TASK: Repeat the entries. Each one must match exactly.

Data about app and page elements
╔══
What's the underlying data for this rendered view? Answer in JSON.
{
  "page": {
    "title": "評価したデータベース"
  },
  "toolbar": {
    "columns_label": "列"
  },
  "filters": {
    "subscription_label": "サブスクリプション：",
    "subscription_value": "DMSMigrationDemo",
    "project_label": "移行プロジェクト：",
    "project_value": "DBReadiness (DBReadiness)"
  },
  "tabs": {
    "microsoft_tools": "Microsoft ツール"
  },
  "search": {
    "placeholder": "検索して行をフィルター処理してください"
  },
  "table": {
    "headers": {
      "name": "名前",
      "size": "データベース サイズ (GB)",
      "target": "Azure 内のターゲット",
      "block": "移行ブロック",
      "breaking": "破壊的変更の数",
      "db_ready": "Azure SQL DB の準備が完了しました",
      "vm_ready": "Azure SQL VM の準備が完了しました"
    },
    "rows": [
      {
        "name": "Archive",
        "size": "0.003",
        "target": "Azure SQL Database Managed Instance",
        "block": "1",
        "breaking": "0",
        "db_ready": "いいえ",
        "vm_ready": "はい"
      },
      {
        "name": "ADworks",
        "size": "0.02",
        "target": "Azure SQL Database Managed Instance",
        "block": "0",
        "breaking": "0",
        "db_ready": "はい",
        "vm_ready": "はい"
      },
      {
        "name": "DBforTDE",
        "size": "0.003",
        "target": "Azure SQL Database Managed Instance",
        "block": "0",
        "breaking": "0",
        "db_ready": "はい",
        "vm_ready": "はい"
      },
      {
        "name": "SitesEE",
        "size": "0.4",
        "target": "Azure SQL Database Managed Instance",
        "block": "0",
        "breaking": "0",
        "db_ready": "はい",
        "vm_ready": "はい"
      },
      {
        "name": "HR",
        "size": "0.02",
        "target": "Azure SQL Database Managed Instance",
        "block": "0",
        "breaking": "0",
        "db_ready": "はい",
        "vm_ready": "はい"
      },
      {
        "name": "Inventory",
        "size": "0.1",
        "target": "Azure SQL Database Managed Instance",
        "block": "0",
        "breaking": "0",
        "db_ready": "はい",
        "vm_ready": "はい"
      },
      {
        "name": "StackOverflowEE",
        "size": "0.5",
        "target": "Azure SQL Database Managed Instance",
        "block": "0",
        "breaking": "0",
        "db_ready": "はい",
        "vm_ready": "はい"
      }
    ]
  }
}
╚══
FINISHED EXERCISE:
What's the underlying data for this rendered view? Answer in JSON.
{
  "page": {
    "title": "評価したデータベース"
  },
  "toolbar": {
    "columns_label": "列"
  },
  "filters": {
    "subscription_label": "サブスクリプション：",
    "subscription_value": "DMSMigrationDemo",
    "project_label": "移行プロジェクト：",
    "project_value": "DBReadiness (DBReadiness)"
  },
  "tabs": {
    "microsoft_tools": "Microsoft ツール"
  },
  "search": {
    "placeholder": "検索して行をフィルター処理してください"
  },
  "table": {
    "headers": {
      "name": "名前",
      "size": "データベース サイズ (GB)",
      "target": "Azure 内のターゲット",
      "block": "移行ブロック",
      "breaking": "破壊的変更の数",
      "db_ready": "Azure SQL DB の準備が完了しました",
      "vm_ready": "Azure SQL VM の準備が完了しました"
    },
    "rows": [
      {
        "name": "Archive",
        "size": "0.003",
        "target": "Azure SQL Database Managed Instance",
        "block": "1",
        "breaking": "0",
        "db_ready": "いいえ",
        "vm_ready": "はい"
      },
      {
        "name": "ADworks",
        "size": "0.02",
        "target": "Azure SQL Database Managed Instance",
        "block": "0",
        "breaking": "0",
        "db_ready": "はい",
        "vm_ready": "はい"
      },
      {
        "name": "DBforTDE",
        "size": "0.003",
        "target": "Azure SQL Database Managed Instance",
        "block": "0",
        "breaking": "0",
        "db_ready": "はい",
        "vm_ready": "はい"
      },
      {
        "name": "SitesEE",
        "size": "0.4",
        "target": "Azure SQL Database Managed Instance",
        "block": "0",
        "breaking": "0",
        "db_ready": "はい",
        "vm_ready": "はい"
      },
      {
        "name": "HR",
        "size": "0.02",
        "target": "Azure SQL Database Managed Instance",
        "block": "0",
        "breaking": "0",
        "db_ready": "はい",
        "vm_ready": "はい"
      },
      {
        "name": "Inventory",
        "size": "0.1",
        "target": "Azure SQL Database Managed Instance",
        "block": "0",
        "breaking": "0",
        "db_ready": "はい",
        "vm_ready": "はい"
      },
      {
        "name": "StackOverflowEE",
        "size": "0.5",
        "target": "Azure SQL Database Managed Instance",
        "block": "0",
        "breaking": "0",
        "db_ready": "はい",
        "vm_ready": "はい"
      }
    ]
  }
}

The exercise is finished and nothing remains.